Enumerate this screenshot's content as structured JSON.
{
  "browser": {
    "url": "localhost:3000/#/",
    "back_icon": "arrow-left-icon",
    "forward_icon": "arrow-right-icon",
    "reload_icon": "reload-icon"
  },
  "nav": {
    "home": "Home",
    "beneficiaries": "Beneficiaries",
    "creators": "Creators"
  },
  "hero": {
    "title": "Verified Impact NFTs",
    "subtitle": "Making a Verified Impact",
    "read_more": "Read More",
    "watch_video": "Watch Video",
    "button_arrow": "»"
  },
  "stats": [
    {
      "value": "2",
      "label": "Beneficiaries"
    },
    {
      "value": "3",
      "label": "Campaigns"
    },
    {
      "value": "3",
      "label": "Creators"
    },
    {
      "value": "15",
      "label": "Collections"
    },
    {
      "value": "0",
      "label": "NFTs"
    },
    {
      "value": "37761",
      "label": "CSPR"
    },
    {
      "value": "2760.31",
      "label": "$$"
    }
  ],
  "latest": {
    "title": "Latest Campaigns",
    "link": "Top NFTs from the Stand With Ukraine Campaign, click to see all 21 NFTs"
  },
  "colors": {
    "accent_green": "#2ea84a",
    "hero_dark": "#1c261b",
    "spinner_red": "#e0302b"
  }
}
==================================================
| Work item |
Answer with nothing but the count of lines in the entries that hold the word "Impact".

| Answer |
2